▶ [DIRECTIONS FOR THIS TASK]: Your answer should be every line of the entries that has the string "JSON" in it.

▶ [AVAILABLE RECORDS]:

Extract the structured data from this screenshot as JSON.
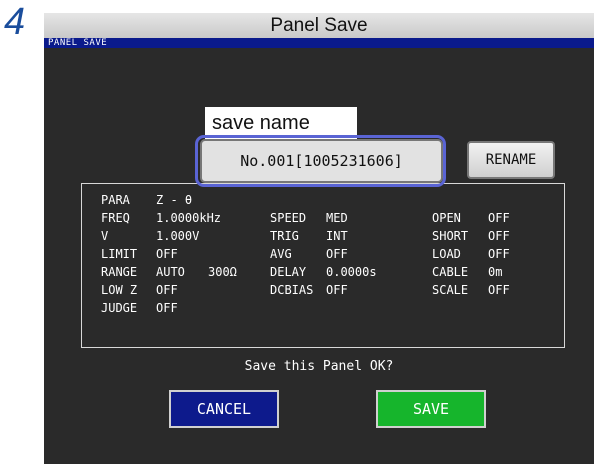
{
  "step_number": "4",
  "header_title": "Panel Save",
  "screen_title": "PANEL SAVE",
  "callout_label": "save name",
  "save_name": {
    "number": "No.001",
    "bracket_open": "[",
    "value": "1005231606",
    "bracket_close": "]"
  },
  "rename_label": "RENAME",
  "params": {
    "para": {
      "label": "PARA",
      "value": "Z - θ"
    },
    "freq": {
      "label": "FREQ",
      "value": "1.0000kHz"
    },
    "v": {
      "label": "V",
      "value": "1.000V"
    },
    "limit": {
      "label": "LIMIT",
      "value": "OFF"
    },
    "range": {
      "label": "RANGE",
      "value": "AUTO",
      "value2": "300Ω"
    },
    "lowz": {
      "label": "LOW Z",
      "value": "OFF"
    },
    "judge": {
      "label": "JUDGE",
      "value": "OFF"
    },
    "speed": {
      "label": "SPEED",
      "value": "MED"
    },
    "trig": {
      "label": "TRIG",
      "value": "INT"
    },
    "avg": {
      "label": "AVG",
      "value": "OFF"
    },
    "delay": {
      "label": "DELAY",
      "value": "0.0000s"
    },
    "dcbias": {
      "label": "DCBIAS",
      "value": "OFF"
    },
    "open": {
      "label": "OPEN",
      "value": "OFF"
    },
    "short": {
      "label": "SHORT",
      "value": "OFF"
    },
    "load": {
      "label": "LOAD",
      "value": "OFF"
    },
    "cable": {
      "label": "CABLE",
      "value": "0m"
    },
    "scale": {
      "label": "SCALE",
      "value": "OFF"
    }
  },
  "prompt": "Save this Panel OK?",
  "cancel_label": "CANCEL",
  "save_label": "SAVE"
}
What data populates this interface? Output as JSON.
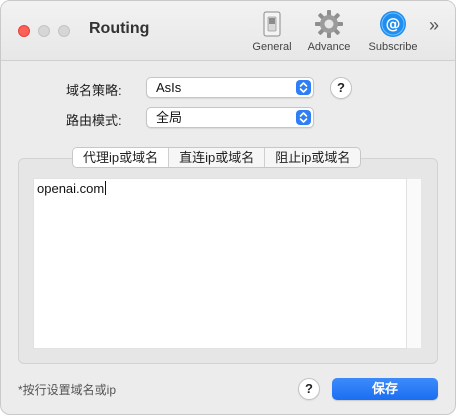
{
  "window": {
    "title": "Routing"
  },
  "toolbar": {
    "items": [
      {
        "label": "General",
        "icon": "general-switch-icon"
      },
      {
        "label": "Advance",
        "icon": "gear-icon"
      },
      {
        "label": "Subscribe",
        "icon": "at-sign-icon"
      }
    ],
    "overflow": "»"
  },
  "domain_strategy": {
    "label": "域名策略:",
    "value": "AsIs"
  },
  "routing_mode": {
    "label": "路由模式:",
    "value": "全局"
  },
  "help_label": "?",
  "tabs": {
    "items": [
      {
        "label": "代理ip或域名",
        "selected": true
      },
      {
        "label": "直连ip或域名",
        "selected": false
      },
      {
        "label": "阻止ip或域名",
        "selected": false
      }
    ]
  },
  "editor": {
    "content": "openai.com"
  },
  "footer": {
    "hint": "*按行设置域名或ip",
    "help_label": "?",
    "save_label": "保存"
  },
  "colors": {
    "accent": "#2f7ef6",
    "close": "#fe5f57"
  }
}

▶ [WRITTEN SOLUTION]:
Extract the structured data from this screenshot as JSON.
What data populates this interface? Output as JSON.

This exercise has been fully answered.